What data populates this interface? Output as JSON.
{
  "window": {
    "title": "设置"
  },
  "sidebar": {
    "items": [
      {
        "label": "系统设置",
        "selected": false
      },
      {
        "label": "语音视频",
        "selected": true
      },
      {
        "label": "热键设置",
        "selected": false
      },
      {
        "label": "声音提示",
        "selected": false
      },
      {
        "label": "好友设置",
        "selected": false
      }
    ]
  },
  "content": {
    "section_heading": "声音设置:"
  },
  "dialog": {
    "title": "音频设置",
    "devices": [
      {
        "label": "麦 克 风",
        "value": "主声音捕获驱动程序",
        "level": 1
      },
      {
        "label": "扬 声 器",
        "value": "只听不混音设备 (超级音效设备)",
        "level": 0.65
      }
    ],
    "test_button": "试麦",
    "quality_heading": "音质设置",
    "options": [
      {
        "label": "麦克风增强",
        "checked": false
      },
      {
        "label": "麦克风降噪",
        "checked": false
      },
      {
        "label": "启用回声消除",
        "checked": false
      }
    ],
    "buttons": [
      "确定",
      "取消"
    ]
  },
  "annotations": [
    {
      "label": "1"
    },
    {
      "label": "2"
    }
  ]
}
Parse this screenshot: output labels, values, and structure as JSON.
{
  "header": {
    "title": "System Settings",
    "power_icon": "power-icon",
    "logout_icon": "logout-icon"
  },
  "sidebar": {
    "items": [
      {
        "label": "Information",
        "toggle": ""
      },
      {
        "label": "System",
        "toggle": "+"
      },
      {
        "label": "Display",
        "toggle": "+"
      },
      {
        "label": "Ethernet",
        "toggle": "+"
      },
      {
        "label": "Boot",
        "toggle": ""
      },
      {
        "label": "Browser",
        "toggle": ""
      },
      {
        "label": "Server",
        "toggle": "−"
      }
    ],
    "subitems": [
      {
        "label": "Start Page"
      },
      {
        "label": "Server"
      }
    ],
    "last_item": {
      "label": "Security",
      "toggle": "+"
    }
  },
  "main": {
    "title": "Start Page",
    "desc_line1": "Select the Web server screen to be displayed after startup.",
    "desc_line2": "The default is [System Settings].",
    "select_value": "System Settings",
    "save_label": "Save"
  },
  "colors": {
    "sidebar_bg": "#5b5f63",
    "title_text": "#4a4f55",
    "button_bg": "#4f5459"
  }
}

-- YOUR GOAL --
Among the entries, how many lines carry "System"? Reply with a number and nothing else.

-- EXERCISE OUTPUT --
4